Problem description:
Print every record exactly, with nothing added or left out.

++++ Provided data ++++

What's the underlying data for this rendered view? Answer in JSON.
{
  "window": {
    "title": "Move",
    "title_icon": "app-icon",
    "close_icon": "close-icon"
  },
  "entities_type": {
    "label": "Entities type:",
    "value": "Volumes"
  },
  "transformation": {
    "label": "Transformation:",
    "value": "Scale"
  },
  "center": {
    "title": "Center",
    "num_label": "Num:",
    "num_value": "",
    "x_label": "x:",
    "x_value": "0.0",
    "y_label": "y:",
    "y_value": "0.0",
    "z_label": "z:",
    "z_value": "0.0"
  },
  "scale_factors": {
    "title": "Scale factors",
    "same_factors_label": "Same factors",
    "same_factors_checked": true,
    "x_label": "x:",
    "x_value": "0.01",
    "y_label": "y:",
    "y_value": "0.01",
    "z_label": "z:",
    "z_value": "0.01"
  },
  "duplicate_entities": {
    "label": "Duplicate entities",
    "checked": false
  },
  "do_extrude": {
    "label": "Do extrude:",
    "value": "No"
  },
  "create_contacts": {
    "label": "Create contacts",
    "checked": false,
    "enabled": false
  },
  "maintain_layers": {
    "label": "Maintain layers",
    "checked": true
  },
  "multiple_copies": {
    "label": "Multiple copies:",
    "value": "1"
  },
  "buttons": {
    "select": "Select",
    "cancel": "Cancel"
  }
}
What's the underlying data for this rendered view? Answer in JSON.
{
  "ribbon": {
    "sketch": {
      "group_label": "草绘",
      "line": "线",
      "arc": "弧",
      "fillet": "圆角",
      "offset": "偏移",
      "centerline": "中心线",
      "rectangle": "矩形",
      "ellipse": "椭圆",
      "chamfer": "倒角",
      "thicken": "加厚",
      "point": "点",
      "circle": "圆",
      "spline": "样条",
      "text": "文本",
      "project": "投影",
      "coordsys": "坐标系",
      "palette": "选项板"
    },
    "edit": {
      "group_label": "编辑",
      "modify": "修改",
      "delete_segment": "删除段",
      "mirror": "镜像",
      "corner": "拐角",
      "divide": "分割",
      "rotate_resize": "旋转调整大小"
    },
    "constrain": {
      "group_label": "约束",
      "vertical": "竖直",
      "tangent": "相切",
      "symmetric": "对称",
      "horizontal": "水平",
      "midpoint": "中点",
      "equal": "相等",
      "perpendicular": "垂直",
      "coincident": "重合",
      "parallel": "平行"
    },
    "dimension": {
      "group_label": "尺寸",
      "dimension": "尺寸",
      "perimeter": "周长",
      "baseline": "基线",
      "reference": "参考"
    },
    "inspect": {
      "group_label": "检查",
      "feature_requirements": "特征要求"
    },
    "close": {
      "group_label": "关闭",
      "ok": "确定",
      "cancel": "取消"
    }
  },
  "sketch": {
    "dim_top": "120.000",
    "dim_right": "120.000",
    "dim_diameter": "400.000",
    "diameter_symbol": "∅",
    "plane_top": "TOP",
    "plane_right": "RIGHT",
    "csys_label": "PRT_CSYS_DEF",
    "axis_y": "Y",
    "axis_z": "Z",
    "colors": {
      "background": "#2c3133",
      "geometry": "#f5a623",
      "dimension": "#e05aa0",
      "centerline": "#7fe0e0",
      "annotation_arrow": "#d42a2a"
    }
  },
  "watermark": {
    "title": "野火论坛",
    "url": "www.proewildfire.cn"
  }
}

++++

Solution to the exercise:
What's the underlying data for this rendered view? Answer in JSON.
{
  "window": {
    "title": "Move",
    "title_icon": "app-icon",
    "close_icon": "close-icon"
  },
  "entities_type": {
    "label": "Entities type:",
    "value": "Volumes"
  },
  "transformation": {
    "label": "Transformation:",
    "value": "Scale"
  },
  "center": {
    "title": "Center",
    "num_label": "Num:",
    "num_value": "",
    "x_label": "x:",
    "x_value": "0.0",
    "y_label": "y:",
    "y_value": "0.0",
    "z_label": "z:",
    "z_value": "0.0"
  },
  "scale_factors": {
    "title": "Scale factors",
    "same_factors_label": "Same factors",
    "same_factors_checked": true,
    "x_label": "x:",
    "x_value": "0.01",
    "y_label": "y:",
    "y_value": "0.01",
    "z_label": "z:",
    "z_value": "0.01"
  },
  "duplicate_entities": {
    "label": "Duplicate entities",
    "checked": false
  },
  "do_extrude": {
    "label": "Do extrude:",
    "value": "No"
  },
  "create_contacts": {
    "label": "Create contacts",
    "checked": false,
    "enabled": false
  },
  "maintain_layers": {
    "label": "Maintain layers",
    "checked": true
  },
  "multiple_copies": {
    "label": "Multiple copies:",
    "value": "1"
  },
  "buttons": {
    "select": "Select",
    "cancel": "Cancel"
  }
}
What's the underlying data for this rendered view? Answer in JSON.
{
  "ribbon": {
    "sketch": {
      "group_label": "草绘",
      "line": "线",
      "arc": "弧",
      "fillet": "圆角",
      "offset": "偏移",
      "centerline": "中心线",
      "rectangle": "矩形",
      "ellipse": "椭圆",
      "chamfer": "倒角",
      "thicken": "加厚",
      "point": "点",
      "circle": "圆",
      "spline": "样条",
      "text": "文本",
      "project": "投影",
      "coordsys": "坐标系",
      "palette": "选项板"
    },
    "edit": {
      "group_label": "编辑",
      "modify": "修改",
      "delete_segment": "删除段",
      "mirror": "镜像",
      "corner": "拐角",
      "divide": "分割",
      "rotate_resize": "旋转调整大小"
    },
    "constrain": {
      "group_label": "约束",
      "vertical": "竖直",
      "tangent": "相切",
      "symmetric": "对称",
      "horizontal": "水平",
      "midpoint": "中点",
      "equal": "相等",
      "perpendicular": "垂直",
      "coincident": "重合",
      "parallel": "平行"
    },
    "dimension": {
      "group_label": "尺寸",
      "dimension": "尺寸",
      "perimeter": "周长",
      "baseline": "基线",
      "reference": "参考"
    },
    "inspect": {
      "group_label": "检查",
      "feature_requirements": "特征要求"
    },
    "close": {
      "group_label": "关闭",
      "ok": "确定",
      "cancel": "取消"
    }
  },
  "sketch": {
    "dim_top": "120.000",
    "dim_right": "120.000",
    "dim_diameter": "400.000",
    "diameter_symbol": "∅",
    "plane_top": "TOP",
    "plane_right": "RIGHT",
    "csys_label": "PRT_CSYS_DEF",
    "axis_y": "Y",
    "axis_z": "Z",
    "colors": {
      "background": "#2c3133",
      "geometry": "#f5a623",
      "dimension": "#e05aa0",
      "centerline": "#7fe0e0",
      "annotation_arrow": "#d42a2a"
    }
  },
  "watermark": {
    "title": "野火论坛",
    "url": "www.proewildfire.cn"
  }
}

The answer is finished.